[[ Source material, beginning ]]

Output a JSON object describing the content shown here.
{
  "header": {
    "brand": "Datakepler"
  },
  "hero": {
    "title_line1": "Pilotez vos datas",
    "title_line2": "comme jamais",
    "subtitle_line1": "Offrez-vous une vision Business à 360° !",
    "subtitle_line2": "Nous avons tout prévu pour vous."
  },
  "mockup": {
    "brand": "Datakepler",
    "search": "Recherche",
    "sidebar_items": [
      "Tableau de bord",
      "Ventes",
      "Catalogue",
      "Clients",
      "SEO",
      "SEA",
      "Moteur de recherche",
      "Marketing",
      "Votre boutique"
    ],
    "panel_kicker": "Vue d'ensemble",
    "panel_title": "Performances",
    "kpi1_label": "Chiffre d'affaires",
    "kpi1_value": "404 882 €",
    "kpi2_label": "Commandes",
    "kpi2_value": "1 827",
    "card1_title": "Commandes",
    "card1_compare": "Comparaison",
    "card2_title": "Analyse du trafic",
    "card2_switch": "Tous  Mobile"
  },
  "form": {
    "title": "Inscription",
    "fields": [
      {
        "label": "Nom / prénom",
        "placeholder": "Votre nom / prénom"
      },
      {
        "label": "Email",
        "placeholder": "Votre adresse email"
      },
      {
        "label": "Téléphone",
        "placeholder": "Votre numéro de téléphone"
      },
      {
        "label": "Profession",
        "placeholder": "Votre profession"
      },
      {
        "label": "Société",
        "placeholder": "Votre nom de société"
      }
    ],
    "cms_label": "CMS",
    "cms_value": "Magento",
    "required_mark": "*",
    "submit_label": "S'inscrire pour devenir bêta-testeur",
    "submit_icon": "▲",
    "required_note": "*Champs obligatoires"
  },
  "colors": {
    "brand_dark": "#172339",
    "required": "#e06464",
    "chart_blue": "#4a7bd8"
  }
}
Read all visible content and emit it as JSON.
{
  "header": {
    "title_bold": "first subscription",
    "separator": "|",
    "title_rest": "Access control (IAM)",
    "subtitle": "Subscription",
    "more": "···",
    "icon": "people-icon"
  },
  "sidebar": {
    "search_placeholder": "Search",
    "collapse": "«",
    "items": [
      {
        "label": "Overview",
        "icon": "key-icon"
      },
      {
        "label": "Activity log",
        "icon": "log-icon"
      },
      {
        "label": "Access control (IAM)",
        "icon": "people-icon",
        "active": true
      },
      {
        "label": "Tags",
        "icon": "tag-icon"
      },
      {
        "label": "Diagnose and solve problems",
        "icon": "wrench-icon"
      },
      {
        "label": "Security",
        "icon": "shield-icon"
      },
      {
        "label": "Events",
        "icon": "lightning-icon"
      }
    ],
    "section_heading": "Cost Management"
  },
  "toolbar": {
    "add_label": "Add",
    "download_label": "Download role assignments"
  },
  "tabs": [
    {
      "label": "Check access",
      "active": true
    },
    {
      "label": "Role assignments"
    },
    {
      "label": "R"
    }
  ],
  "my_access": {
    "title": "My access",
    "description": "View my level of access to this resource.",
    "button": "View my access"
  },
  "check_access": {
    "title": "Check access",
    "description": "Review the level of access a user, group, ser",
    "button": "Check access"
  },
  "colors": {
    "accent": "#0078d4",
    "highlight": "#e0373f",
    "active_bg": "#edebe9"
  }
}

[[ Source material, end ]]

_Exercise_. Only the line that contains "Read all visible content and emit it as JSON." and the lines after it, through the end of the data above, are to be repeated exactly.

_Response below_.
Read all visible content and emit it as JSON.
{
  "header": {
    "title_bold": "first subscription",
    "separator": "|",
    "title_rest": "Access control (IAM)",
    "subtitle": "Subscription",
    "more": "···",
    "icon": "people-icon"
  },
  "sidebar": {
    "search_placeholder": "Search",
    "collapse": "«",
    "items": [
      {
        "label": "Overview",
        "icon": "key-icon"
      },
      {
        "label": "Activity log",
        "icon": "log-icon"
      },
      {
        "label": "Access control (IAM)",
        "icon": "people-icon",
        "active": true
      },
      {
        "label": "Tags",
        "icon": "tag-icon"
      },
      {
        "label": "Diagnose and solve problems",
        "icon": "wrench-icon"
      },
      {
        "label": "Security",
        "icon": "shield-icon"
      },
      {
        "label": "Events",
        "icon": "lightning-icon"
      }
    ],
    "section_heading": "Cost Management"
  },
  "toolbar": {
    "add_label": "Add",
    "download_label": "Download role assignments"
  },
  "tabs": [
    {
      "label": "Check access",
      "active": true
    },
    {
      "label": "Role assignments"
    },
    {
      "label": "R"
    }
  ],
  "my_access": {
    "title": "My access",
    "description": "View my level of access to this resource.",
    "button": "View my access"
  },
  "check_access": {
    "title": "Check access",
    "description": "Review the level of access a user, group, ser",
    "button": "Check access"
  },
  "colors": {
    "accent": "#0078d4",
    "highlight": "#e0373f",
    "active_bg": "#edebe9"
  }
}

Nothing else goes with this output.